It happens to all of us. Either you write a great advertisement or sales letter that kicks butt for a while... then goes lame. Or,What can you do when a good ad goes bad? Articles you write (what you think) is a great ad or letter – and it completely BOMBS.

Either way, you have to go into emergency mode.


Because your time and money is fully vested in the project!

You can't be wasting either.

>>>> If it performed strong then died out:

• Did anything change in the media (magazines, papers, trade newsletters)? If something happens to your media and readership changes or drops – it can affect your ad. Start looking around for any significant changes – then find places to replace them with

• Ads do tire out if the readership remains stagnant and they keep seeing the same old ad from you every month – test a new headline and lead. Try a new offer or close or price (they will not remember how much you charged in the last ad, trust me)

• Have you tested other media forms with your message? It's like calling yourself an "internet marketer" only. Severely limiting your potential profits. The internet is just another form of media. Your sales letter that kicks butt online may do even BETTER in print.
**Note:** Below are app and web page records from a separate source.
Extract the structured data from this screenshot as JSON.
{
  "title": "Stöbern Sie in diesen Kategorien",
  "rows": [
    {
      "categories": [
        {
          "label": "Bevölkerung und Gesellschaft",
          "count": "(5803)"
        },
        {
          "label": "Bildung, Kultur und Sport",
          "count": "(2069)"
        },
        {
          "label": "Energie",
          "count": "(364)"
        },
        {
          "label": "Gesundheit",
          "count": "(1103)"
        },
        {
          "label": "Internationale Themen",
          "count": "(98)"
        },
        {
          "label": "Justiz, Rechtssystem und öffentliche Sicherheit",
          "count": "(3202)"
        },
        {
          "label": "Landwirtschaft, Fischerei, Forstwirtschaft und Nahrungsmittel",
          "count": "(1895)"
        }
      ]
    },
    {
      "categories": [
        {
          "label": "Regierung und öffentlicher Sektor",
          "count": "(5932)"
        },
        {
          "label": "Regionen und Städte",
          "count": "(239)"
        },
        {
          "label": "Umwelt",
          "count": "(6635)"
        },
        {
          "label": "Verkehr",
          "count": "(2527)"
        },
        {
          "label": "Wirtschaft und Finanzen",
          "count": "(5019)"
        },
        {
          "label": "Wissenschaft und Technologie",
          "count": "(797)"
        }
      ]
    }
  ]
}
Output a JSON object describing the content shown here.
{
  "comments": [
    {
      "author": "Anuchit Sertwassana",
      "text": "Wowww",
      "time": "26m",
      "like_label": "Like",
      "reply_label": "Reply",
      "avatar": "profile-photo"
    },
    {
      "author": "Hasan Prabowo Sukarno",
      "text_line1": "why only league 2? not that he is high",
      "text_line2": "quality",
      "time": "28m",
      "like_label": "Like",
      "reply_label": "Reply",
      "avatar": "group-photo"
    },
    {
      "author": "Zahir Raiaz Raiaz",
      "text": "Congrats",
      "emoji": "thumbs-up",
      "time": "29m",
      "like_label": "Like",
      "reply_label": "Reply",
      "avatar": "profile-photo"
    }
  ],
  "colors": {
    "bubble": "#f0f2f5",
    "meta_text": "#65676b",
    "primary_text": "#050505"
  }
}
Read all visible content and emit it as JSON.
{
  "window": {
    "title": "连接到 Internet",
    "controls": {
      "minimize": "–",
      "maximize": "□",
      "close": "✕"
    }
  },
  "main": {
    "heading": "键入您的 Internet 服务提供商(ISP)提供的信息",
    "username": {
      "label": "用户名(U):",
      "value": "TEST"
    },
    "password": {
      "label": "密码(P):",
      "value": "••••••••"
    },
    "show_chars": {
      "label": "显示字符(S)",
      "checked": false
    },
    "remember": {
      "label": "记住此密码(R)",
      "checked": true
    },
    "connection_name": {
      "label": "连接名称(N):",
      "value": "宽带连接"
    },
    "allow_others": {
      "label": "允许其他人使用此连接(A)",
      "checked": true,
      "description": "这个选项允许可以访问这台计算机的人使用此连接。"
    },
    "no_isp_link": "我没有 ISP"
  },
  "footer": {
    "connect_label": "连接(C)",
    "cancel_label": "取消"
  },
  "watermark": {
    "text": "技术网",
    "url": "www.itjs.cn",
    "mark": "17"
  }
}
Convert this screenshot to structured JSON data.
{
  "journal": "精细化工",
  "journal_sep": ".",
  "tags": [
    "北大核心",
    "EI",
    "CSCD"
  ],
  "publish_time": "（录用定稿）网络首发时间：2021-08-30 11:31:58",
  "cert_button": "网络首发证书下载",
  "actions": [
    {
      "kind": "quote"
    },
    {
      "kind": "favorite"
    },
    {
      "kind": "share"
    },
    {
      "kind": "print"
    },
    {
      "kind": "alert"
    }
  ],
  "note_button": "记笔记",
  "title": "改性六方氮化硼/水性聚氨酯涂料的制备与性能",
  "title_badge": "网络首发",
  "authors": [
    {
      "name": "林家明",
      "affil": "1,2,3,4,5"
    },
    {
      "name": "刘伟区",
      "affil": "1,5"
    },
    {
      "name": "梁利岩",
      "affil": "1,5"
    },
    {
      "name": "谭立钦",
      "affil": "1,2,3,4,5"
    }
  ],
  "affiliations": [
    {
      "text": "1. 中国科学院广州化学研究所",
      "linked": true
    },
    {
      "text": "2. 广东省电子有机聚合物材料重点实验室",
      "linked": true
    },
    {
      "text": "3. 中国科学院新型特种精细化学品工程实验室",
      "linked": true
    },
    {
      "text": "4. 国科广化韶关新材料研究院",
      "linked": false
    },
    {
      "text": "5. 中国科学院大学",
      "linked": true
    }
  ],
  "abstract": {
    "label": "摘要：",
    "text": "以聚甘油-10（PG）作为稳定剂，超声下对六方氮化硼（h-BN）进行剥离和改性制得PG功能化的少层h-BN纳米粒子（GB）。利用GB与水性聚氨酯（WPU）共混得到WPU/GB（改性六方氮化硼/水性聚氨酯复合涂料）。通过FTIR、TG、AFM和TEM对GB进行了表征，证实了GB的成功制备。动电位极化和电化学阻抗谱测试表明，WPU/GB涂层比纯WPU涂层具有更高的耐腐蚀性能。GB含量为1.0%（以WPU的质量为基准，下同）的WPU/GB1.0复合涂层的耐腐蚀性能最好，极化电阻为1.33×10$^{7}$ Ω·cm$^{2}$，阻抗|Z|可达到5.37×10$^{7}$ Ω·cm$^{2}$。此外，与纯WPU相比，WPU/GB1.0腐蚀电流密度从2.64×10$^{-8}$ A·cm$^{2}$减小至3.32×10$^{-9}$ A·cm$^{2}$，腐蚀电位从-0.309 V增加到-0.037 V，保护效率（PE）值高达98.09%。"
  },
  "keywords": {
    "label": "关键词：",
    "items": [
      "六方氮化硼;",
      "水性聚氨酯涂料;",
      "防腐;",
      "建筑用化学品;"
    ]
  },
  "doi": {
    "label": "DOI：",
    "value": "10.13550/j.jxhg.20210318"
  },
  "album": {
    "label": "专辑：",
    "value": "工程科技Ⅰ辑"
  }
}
Or on a postcard. Or on a teleseminar. How would you know if you don't test it? Try the exact same sales message in other formats – and see how it performs there.

• Test new headlines, offers, guarantees, subheads, prices, etc... things change... and your ad may need a change.

>>>> If it was a bomb right from the start (which everyone writes – I know I still get them – every copywriter does – no matter what line of bull they try and feed you):

• Take a serious look at why it went wrong. This is tough if you wrote it yourself... you need to step back and look at it from someone else's eyes. Your customers' eyes! If the headline targeted at them? Is it compelling? Does it promise specifics rather than generalities?

• Do the pictures support your approach in the ad – or do they take away from it? The photos must work with the story, hook, or angle you are presenting. They must prove credibility... and they must help move the prospect through the piece to the end.

• Is the ad following all sound direct marketing principles? Consider it like a "greased" slide. When they jump on the slide at the top (your headline) -- it should take them on a fast ride to the end (the order). No bumps along the way – or any reason to stop sliding. A fun, fast ride that gets them to the bottom.

• Have you read it out loud? does it flow? no stumbling?

Try changing those things... and you may find the small differences that mean the success or failure of your marketing campaign.